It's also about timing, which, in entertainment and politics, is everything.
The show, whose debut comes nearly 20 years to the day after Bill Clinton officially notched the Democratic presidential nod, underscores the love-'em-or-hate-'em hold the Clintons retain on the popular imagination.
"Political Animals," as we've noted, also comes amid a spate of shows and movies about politically powerful women, ranging from last year’s Margaret Thatcher bio-pic "The Iron Lady" to Palin's various ventures to the winning HBO comedy "Veep." In March, HBO broadcast "Game Change," based on a book about the 2008 election. The focus was on Palin, but could have just as easily told Clinton's compelling story, as detailed in the book.
Perhaps most importantly, "Political Animals" vies to fill a void in serious national political drama during a key election year. The Los Angeles Times notes the show uses the same Oval Office set from "The West Wing," which closed shop six years – or 11/2 terms – ago.
We'll see how "Political Animals," slated for a six-episode run (or a “limited series event” as USA calls it), measures up to the much-missed NBC drama. One early review, from The Hollywood Reporter, indicated the show is less "West Wing"-like and more reminiscent of "Dallas,” which might be closer to political (and domestic) reality.
In the meantime, check out a preview for "Political Animals" and revisit the unforgettable "SNL" sketch as we gird for a political year likely to bring new surprises and satires:

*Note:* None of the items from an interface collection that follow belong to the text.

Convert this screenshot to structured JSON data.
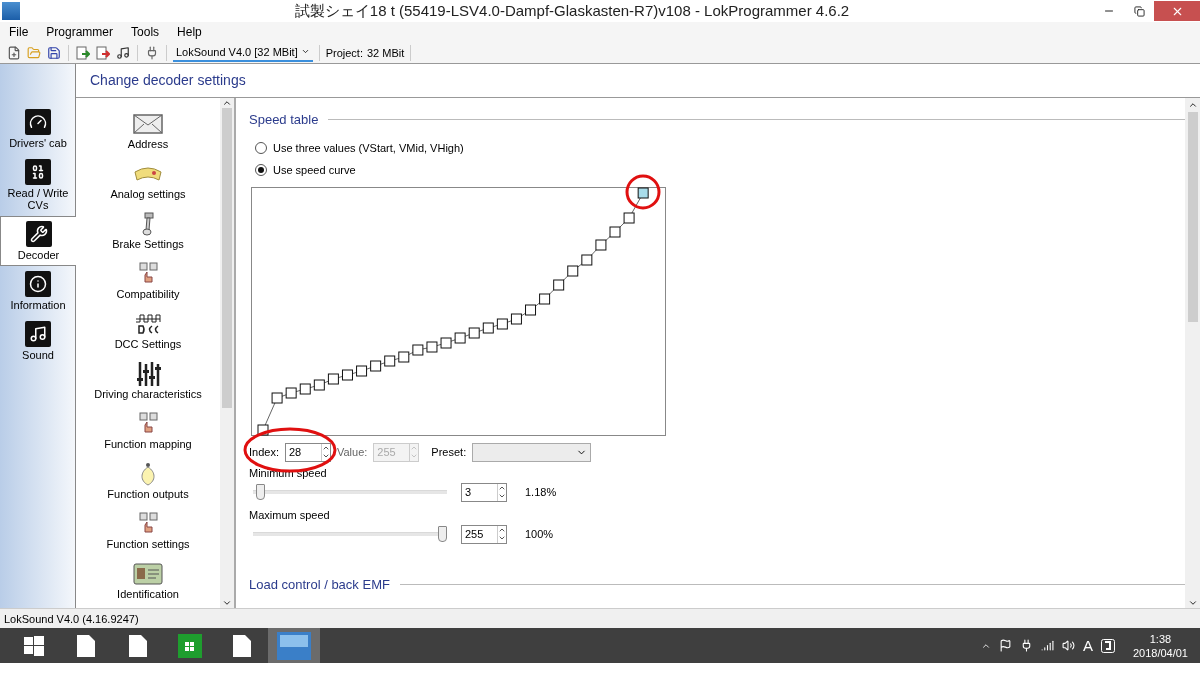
{
  "window": {
    "title": "試製シェイ18 t (55419-LSV4.0-Dampf-Glaskasten-R7)v108 - LokProgrammer 4.6.2"
  },
  "menu": [
    "File",
    "Programmer",
    "Tools",
    "Help"
  ],
  "toolbar": {
    "decoder": "LokSound V4.0 [32 MBit]",
    "project_label": "Project:",
    "project_value": "32 MBit"
  },
  "page_title": "Change decoder settings",
  "nav_tabs": [
    {
      "label": "Drivers' cab",
      "selected": false
    },
    {
      "label": "Read / Write CVs",
      "selected": false
    },
    {
      "label": "Decoder",
      "selected": true
    },
    {
      "label": "Information",
      "selected": false
    },
    {
      "label": "Sound",
      "selected": false
    }
  ],
  "settings_items": [
    "Address",
    "Analog settings",
    "Brake Settings",
    "Compatibility",
    "DCC Settings",
    "Driving characteristics",
    "Function mapping",
    "Function outputs",
    "Function settings",
    "Identification"
  ],
  "speed_table": {
    "title": "Speed table",
    "options": [
      {
        "label": "Use three values (VStart, VMid, VHigh)",
        "selected": false
      },
      {
        "label": "Use speed curve",
        "selected": true
      }
    ],
    "index": {
      "label": "Index:",
      "value": "28",
      "disabled": false
    },
    "value": {
      "label": "Value:",
      "value": "255",
      "disabled": true
    },
    "preset": {
      "label": "Preset:"
    },
    "sliders": [
      {
        "label": "Minimum speed",
        "level": 0.01,
        "value": "3",
        "percent": "1.18%"
      },
      {
        "label": "Maximum speed",
        "level": 1,
        "value": "255",
        "percent": "100%"
      }
    ]
  },
  "next_section": "Load control / back EMF",
  "status_bar": "LokSound V4.0 (4.16.9247)",
  "taskbar": {
    "tray_input": "A",
    "time": "1:38",
    "date": "2018/04/01"
  }
}
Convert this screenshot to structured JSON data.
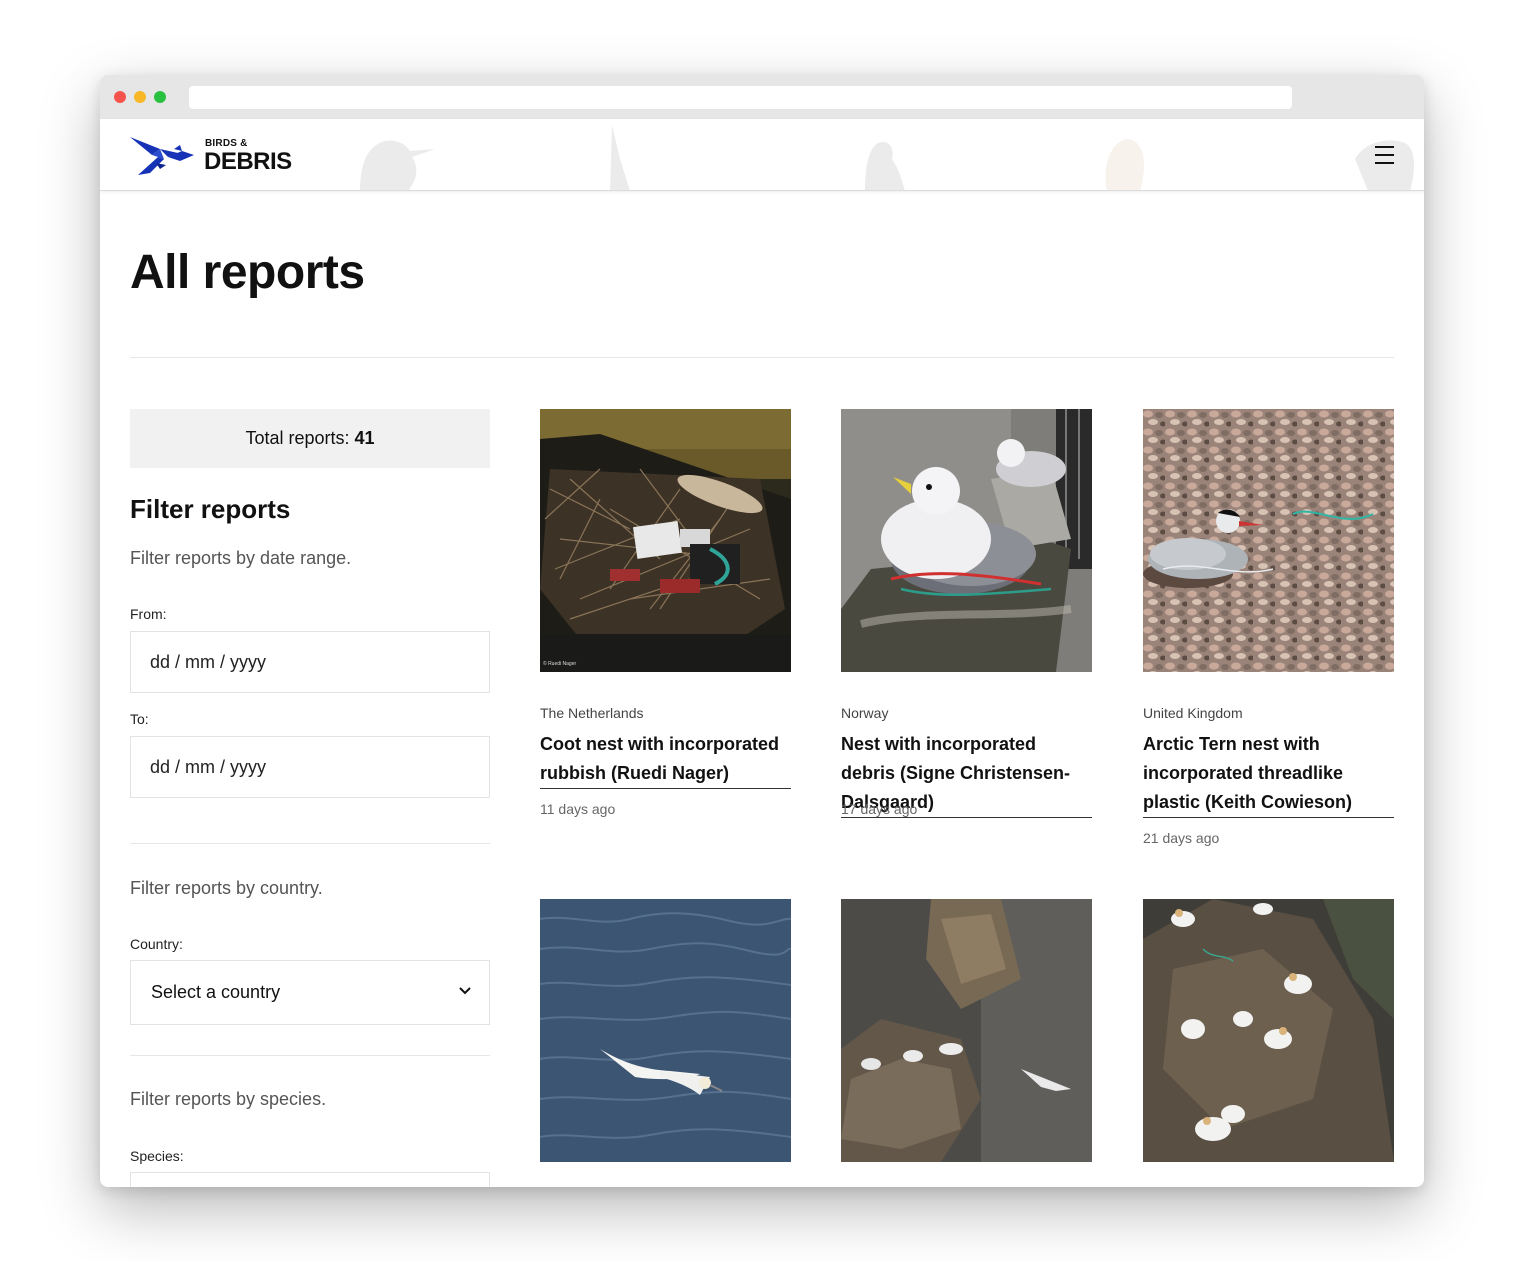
{
  "site": {
    "logo_small": "BIRDS &",
    "logo_big": "DEBRIS",
    "brand_color": "#1633b8"
  },
  "page": {
    "title": "All reports"
  },
  "sidebar": {
    "total_label": "Total reports: ",
    "total_value": "41",
    "filter_title": "Filter reports",
    "date_desc": "Filter reports by date range.",
    "from_label": "From:",
    "from_placeholder": "dd / mm / yyyy",
    "to_label": "To:",
    "to_placeholder": "dd / mm / yyyy",
    "country_desc": "Filter reports by country.",
    "country_label": "Country:",
    "country_selected": "Select a country",
    "species_desc": "Filter reports by species.",
    "species_label": "Species:"
  },
  "reports": [
    {
      "country": "The Netherlands",
      "title": "Coot nest with incorporated rubbish (Ruedi Nager)",
      "ago": "11 days ago",
      "photo_credit": "© Ruedi Nager"
    },
    {
      "country": "Norway",
      "title": "Nest with incorporated debris (Signe Christensen-Dalsgaard)",
      "ago": "17 days ago"
    },
    {
      "country": "United Kingdom",
      "title": "Arctic Tern nest with incorporated threadlike plastic (Keith Cowieson)",
      "ago": "21 days ago"
    },
    {
      "country": "",
      "title": "",
      "ago": ""
    },
    {
      "country": "",
      "title": "",
      "ago": ""
    },
    {
      "country": "",
      "title": "",
      "ago": ""
    }
  ]
}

Hester is founding director of the award-winning, multi-media NYCity News Service at the City University of New York Graduate School of Journalism. He is the former City Editor of the New York Daily News, where he started as a reporter in 1992. Follow him on Twitter.